§ **What you should do**:
Going line by line through the entries below, count those that contain "desc". Give the number by itself.

------------------------------------------------------------

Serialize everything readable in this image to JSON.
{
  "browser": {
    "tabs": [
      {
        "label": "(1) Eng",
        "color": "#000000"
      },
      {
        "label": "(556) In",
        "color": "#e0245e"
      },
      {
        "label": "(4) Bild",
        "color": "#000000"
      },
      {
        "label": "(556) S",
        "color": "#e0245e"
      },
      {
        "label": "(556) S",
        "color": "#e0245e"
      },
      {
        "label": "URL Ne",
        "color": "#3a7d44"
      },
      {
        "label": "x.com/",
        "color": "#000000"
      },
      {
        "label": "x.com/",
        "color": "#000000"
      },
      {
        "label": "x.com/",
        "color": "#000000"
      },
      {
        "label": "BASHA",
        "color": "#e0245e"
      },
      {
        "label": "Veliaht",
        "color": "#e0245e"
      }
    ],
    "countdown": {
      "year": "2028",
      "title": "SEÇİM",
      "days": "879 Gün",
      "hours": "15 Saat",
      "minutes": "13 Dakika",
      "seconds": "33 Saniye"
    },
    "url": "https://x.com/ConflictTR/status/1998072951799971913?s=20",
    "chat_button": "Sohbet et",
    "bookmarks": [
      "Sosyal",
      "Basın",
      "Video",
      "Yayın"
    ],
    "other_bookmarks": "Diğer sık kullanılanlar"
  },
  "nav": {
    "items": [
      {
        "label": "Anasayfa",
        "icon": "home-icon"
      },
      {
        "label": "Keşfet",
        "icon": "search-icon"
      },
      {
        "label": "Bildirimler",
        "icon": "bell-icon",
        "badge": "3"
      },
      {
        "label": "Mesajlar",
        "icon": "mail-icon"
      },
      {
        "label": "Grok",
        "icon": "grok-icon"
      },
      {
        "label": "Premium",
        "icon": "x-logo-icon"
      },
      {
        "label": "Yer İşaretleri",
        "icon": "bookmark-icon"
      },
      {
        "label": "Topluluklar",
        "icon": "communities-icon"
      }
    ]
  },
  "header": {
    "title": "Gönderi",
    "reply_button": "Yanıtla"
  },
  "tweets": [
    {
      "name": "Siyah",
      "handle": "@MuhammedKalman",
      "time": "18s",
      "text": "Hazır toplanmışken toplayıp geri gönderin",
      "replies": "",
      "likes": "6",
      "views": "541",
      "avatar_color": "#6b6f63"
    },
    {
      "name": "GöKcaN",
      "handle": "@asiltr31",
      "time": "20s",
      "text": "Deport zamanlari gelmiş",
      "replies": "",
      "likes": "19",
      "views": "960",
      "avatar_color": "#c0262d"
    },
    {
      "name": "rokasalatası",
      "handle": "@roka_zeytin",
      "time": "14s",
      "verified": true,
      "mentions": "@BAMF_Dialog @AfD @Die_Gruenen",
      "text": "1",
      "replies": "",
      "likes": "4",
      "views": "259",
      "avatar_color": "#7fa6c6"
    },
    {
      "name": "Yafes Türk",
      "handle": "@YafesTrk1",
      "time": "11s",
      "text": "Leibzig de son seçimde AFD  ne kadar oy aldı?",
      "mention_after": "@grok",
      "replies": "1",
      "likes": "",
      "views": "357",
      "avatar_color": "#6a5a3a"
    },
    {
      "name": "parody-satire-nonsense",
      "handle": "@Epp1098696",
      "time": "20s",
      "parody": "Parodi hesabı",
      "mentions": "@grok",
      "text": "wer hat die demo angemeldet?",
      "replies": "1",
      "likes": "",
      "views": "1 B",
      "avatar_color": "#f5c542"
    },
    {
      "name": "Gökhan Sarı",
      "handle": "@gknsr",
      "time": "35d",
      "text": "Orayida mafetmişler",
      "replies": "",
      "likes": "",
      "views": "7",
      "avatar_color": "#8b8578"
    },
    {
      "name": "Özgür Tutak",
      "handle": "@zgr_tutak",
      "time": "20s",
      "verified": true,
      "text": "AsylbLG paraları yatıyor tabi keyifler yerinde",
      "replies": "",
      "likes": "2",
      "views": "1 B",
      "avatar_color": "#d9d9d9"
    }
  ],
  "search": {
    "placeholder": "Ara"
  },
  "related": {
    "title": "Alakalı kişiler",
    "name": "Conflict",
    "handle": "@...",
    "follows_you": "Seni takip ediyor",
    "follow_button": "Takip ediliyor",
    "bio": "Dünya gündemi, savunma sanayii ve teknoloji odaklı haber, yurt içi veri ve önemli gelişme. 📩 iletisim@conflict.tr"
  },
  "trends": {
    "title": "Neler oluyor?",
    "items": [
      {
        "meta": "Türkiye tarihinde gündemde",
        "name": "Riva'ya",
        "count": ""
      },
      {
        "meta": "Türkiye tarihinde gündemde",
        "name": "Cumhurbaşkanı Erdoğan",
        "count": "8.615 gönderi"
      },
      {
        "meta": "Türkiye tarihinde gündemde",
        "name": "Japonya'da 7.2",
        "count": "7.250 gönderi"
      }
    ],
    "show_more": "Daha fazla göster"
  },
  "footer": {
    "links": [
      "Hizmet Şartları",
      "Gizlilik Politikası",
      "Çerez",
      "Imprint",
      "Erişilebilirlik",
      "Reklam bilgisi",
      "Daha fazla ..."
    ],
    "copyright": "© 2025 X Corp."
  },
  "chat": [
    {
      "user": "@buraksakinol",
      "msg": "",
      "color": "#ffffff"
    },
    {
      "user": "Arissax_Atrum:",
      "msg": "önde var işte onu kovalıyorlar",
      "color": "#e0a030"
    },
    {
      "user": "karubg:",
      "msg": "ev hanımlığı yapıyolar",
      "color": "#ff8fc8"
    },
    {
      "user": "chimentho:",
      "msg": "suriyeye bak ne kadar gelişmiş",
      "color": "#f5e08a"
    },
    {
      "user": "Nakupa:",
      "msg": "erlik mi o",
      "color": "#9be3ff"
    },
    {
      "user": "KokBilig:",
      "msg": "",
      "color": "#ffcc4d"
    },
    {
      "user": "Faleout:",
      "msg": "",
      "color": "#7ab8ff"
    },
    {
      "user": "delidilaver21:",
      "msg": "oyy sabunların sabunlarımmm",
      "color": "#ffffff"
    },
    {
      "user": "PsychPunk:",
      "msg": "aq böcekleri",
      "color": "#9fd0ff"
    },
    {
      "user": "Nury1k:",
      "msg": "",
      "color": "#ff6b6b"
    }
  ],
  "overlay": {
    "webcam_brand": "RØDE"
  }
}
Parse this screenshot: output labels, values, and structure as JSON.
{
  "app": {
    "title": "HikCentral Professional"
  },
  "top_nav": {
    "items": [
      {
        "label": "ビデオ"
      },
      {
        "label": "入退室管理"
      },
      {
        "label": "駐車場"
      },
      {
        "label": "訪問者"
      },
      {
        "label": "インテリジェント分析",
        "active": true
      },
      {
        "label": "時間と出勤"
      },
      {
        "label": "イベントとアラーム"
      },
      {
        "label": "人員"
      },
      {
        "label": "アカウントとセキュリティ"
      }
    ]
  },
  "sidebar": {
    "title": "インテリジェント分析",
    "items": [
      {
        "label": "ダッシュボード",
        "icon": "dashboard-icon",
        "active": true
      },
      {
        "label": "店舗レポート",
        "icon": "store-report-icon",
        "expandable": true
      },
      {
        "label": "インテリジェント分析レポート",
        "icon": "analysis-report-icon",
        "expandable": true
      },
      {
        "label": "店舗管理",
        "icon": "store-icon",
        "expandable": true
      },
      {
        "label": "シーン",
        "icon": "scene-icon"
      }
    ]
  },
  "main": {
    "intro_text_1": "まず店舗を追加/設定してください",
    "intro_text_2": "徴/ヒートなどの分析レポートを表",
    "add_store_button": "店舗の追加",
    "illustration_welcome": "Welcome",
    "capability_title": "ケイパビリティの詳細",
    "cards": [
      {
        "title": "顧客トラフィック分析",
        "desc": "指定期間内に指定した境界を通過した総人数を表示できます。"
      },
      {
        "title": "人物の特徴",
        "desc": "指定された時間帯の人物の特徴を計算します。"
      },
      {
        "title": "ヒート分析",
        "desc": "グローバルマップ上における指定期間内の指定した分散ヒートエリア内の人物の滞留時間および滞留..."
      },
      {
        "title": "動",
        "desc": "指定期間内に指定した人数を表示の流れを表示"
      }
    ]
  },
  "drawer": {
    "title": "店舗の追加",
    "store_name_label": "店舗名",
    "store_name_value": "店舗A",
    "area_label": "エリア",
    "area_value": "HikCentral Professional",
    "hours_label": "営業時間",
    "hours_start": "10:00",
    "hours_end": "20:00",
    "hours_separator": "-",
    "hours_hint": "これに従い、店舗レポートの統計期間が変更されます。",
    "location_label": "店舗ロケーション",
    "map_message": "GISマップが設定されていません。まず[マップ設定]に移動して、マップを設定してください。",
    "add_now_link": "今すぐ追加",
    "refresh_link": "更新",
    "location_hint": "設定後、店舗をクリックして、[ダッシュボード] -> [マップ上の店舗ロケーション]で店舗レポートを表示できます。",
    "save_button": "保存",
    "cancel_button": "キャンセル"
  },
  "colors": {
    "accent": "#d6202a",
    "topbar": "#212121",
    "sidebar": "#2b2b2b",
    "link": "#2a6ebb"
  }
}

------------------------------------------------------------

§ **Solution to the problem**:
4